»»
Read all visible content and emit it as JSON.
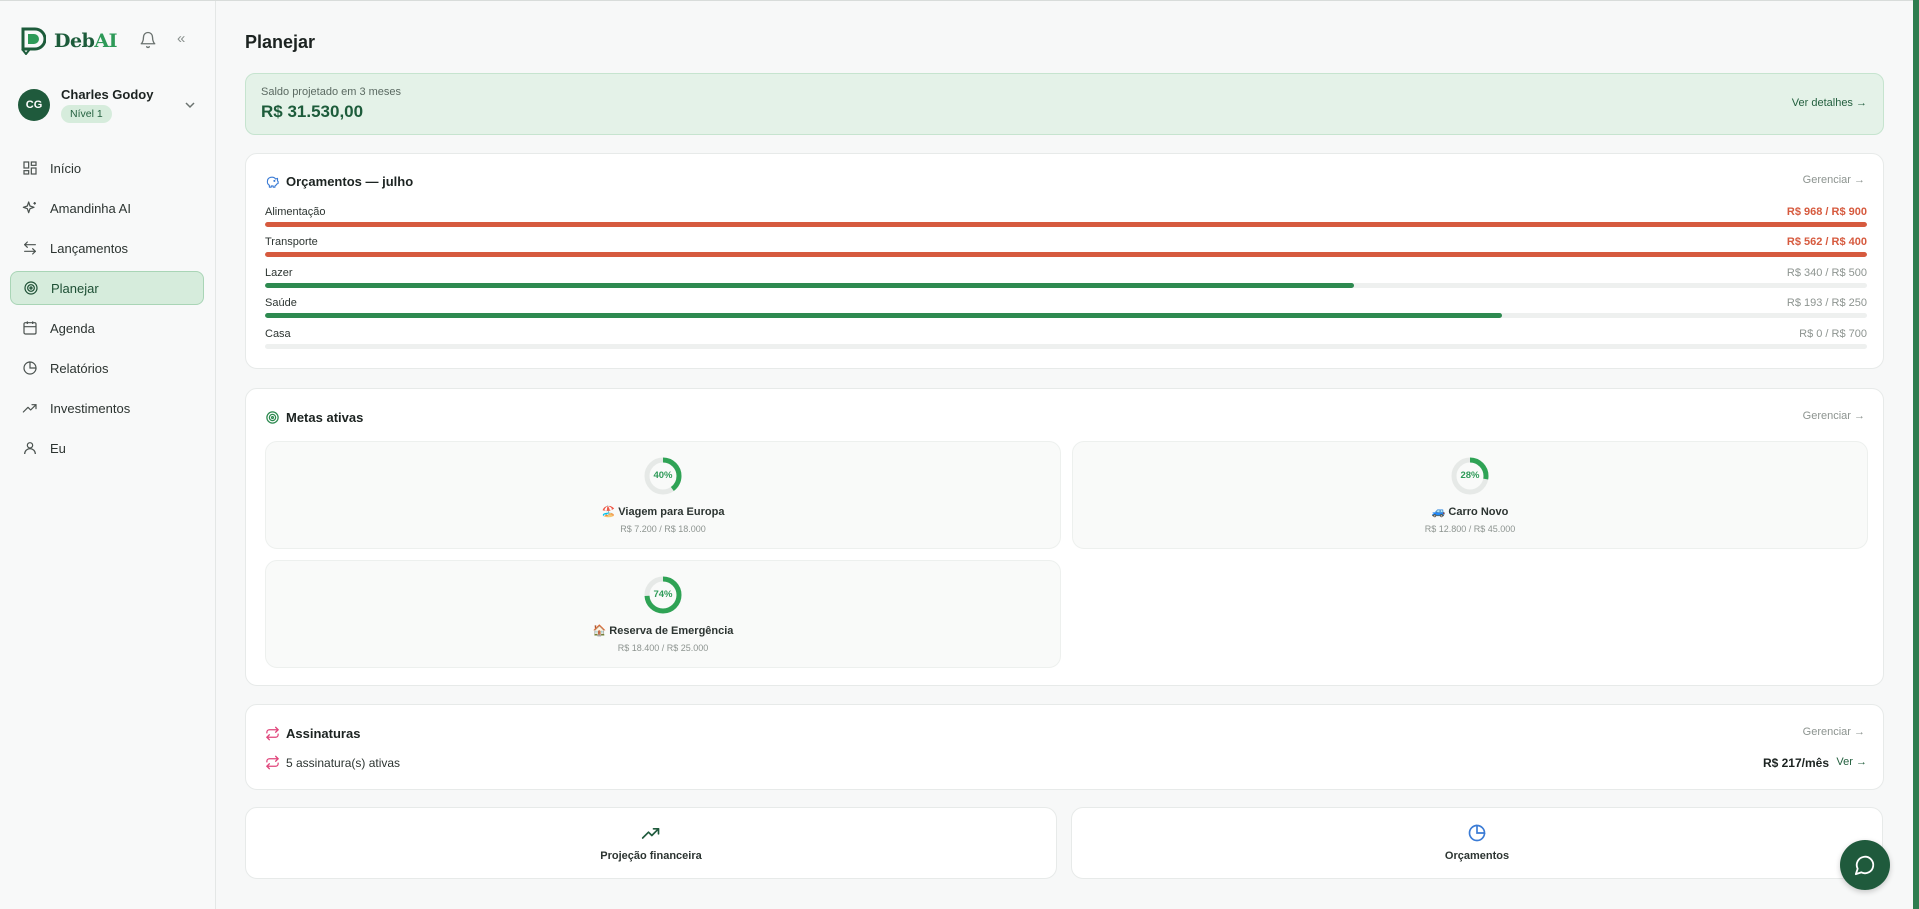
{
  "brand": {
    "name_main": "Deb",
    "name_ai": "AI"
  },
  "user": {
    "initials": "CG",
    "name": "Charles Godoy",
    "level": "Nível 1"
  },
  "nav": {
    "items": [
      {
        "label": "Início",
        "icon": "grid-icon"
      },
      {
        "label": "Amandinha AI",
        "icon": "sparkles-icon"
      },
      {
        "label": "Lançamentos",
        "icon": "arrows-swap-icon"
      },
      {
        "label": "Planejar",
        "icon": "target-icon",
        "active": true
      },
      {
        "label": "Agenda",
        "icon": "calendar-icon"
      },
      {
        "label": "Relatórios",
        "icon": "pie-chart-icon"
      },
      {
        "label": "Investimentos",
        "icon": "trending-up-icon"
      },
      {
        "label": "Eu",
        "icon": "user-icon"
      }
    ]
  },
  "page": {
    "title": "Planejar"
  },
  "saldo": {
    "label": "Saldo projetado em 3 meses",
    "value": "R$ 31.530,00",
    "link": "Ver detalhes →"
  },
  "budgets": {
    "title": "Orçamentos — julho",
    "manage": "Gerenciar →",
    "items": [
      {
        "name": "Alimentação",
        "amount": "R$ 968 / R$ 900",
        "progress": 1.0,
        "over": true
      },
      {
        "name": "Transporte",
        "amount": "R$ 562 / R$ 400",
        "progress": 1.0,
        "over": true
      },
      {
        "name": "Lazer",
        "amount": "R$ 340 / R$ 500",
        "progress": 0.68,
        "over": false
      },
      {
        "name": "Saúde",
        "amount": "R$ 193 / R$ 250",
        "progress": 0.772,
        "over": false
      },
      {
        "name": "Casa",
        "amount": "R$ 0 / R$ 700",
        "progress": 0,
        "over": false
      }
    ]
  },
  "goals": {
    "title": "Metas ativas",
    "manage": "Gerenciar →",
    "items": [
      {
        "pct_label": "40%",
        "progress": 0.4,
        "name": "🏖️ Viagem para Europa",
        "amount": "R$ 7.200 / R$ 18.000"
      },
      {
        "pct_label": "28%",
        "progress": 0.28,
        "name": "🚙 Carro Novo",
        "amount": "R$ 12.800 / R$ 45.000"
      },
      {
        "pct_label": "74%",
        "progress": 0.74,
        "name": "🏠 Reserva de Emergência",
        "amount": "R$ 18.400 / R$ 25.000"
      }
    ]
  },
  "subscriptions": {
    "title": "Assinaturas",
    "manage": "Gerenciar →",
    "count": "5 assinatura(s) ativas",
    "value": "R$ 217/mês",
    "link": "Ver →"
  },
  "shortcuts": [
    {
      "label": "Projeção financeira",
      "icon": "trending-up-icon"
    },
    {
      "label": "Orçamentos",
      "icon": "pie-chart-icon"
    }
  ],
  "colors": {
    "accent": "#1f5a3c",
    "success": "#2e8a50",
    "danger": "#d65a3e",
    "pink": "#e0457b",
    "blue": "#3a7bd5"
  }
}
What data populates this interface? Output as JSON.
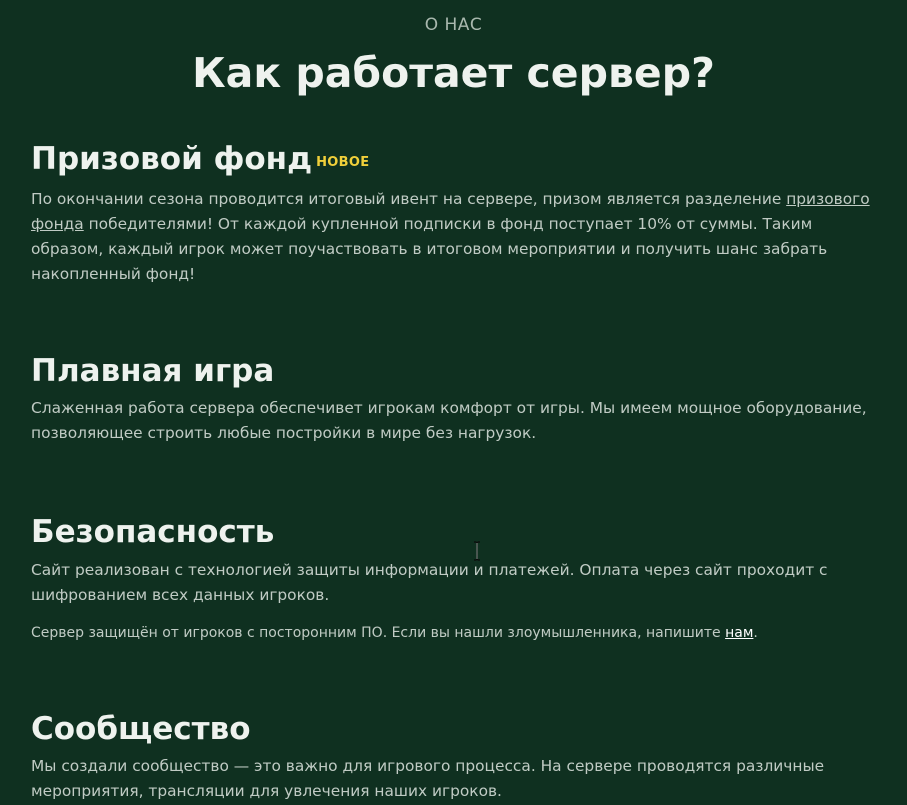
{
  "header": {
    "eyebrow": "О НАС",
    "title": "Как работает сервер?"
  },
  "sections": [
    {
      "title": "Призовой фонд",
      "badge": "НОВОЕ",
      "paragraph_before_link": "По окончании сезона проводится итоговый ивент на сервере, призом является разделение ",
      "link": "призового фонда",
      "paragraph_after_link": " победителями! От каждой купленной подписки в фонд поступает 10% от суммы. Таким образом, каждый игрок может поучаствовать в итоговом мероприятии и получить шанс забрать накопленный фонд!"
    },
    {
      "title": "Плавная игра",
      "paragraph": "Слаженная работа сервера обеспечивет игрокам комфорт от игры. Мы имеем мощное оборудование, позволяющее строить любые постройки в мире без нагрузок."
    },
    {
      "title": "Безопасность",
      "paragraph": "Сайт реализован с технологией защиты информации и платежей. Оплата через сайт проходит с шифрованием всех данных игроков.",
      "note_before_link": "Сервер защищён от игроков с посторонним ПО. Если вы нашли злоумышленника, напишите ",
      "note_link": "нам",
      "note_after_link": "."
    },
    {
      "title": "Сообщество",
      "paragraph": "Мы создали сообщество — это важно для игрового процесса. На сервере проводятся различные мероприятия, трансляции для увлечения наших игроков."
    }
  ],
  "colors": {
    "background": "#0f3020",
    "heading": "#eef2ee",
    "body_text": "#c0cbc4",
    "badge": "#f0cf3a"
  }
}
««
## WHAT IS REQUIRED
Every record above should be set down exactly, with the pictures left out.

## WRITTEN SOLUTION
Read all visible content and emit it as JSON.
{
  "brand": {
    "name_main": "Deb",
    "name_ai": "AI"
  },
  "user": {
    "initials": "CG",
    "name": "Charles Godoy",
    "level": "Nível 1"
  },
  "nav": {
    "items": [
      {
        "label": "Início",
        "icon": "grid-icon"
      },
      {
        "label": "Amandinha AI",
        "icon": "sparkles-icon"
      },
      {
        "label": "Lançamentos",
        "icon": "arrows-swap-icon"
      },
      {
        "label": "Planejar",
        "icon": "target-icon",
        "active": true
      },
      {
        "label": "Agenda",
        "icon": "calendar-icon"
      },
      {
        "label": "Relatórios",
        "icon": "pie-chart-icon"
      },
      {
        "label": "Investimentos",
        "icon": "trending-up-icon"
      },
      {
        "label": "Eu",
        "icon": "user-icon"
      }
    ]
  },
  "page": {
    "title": "Planejar"
  },
  "saldo": {
    "label": "Saldo projetado em 3 meses",
    "value": "R$ 31.530,00",
    "link": "Ver detalhes →"
  },
  "budgets": {
    "title": "Orçamentos — julho",
    "manage": "Gerenciar →",
    "items": [
      {
        "name": "Alimentação",
        "amount": "R$ 968 / R$ 900",
        "progress": 1.0,
        "over": true
      },
      {
        "name": "Transporte",
        "amount": "R$ 562 / R$ 400",
        "progress": 1.0,
        "over": true
      },
      {
        "name": "Lazer",
        "amount": "R$ 340 / R$ 500",
        "progress": 0.68,
        "over": false
      },
      {
        "name": "Saúde",
        "amount": "R$ 193 / R$ 250",
        "progress": 0.772,
        "over": false
      },
      {
        "name": "Casa",
        "amount": "R$ 0 / R$ 700",
        "progress": 0,
        "over": false
      }
    ]
  },
  "goals": {
    "title": "Metas ativas",
    "manage": "Gerenciar →",
    "items": [
      {
        "pct_label": "40%",
        "progress": 0.4,
        "name": "🏖️ Viagem para Europa",
        "amount": "R$ 7.200 / R$ 18.000"
      },
      {
        "pct_label": "28%",
        "progress": 0.28,
        "name": "🚙 Carro Novo",
        "amount": "R$ 12.800 / R$ 45.000"
      },
      {
        "pct_label": "74%",
        "progress": 0.74,
        "name": "🏠 Reserva de Emergência",
        "amount": "R$ 18.400 / R$ 25.000"
      }
    ]
  },
  "subscriptions": {
    "title": "Assinaturas",
    "manage": "Gerenciar →",
    "count": "5 assinatura(s) ativas",
    "value": "R$ 217/mês",
    "link": "Ver →"
  },
  "shortcuts": [
    {
      "label": "Projeção financeira",
      "icon": "trending-up-icon"
    },
    {
      "label": "Orçamentos",
      "icon": "pie-chart-icon"
    }
  ],
  "colors": {
    "accent": "#1f5a3c",
    "success": "#2e8a50",
    "danger": "#d65a3e",
    "pink": "#e0457b",
    "blue": "#3a7bd5"
  }
}
What data populates this interface? Output as JSON.
{
  "header": {
    "eyebrow": "О НАС",
    "title": "Как работает сервер?"
  },
  "sections": [
    {
      "title": "Призовой фонд",
      "badge": "НОВОЕ",
      "paragraph_before_link": "По окончании сезона проводится итоговый ивент на сервере, призом является разделение ",
      "link": "призового фонда",
      "paragraph_after_link": " победителями! От каждой купленной подписки в фонд поступает 10% от суммы. Таким образом, каждый игрок может поучаствовать в итоговом мероприятии и получить шанс забрать накопленный фонд!"
    },
    {
      "title": "Плавная игра",
      "paragraph": "Слаженная работа сервера обеспечивет игрокам комфорт от игры. Мы имеем мощное оборудование, позволяющее строить любые постройки в мире без нагрузок."
    },
    {
      "title": "Безопасность",
      "paragraph": "Сайт реализован с технологией защиты информации и платежей. Оплата через сайт проходит с шифрованием всех данных игроков.",
      "note_before_link": "Сервер защищён от игроков с посторонним ПО. Если вы нашли злоумышленника, напишите ",
      "note_link": "нам",
      "note_after_link": "."
    },
    {
      "title": "Сообщество",
      "paragraph": "Мы создали сообщество — это важно для игрового процесса. На сервере проводятся различные мероприятия, трансляции для увлечения наших игроков."
    }
  ],
  "colors": {
    "background": "#0f3020",
    "heading": "#eef2ee",
    "body_text": "#c0cbc4",
    "badge": "#f0cf3a"
  }
}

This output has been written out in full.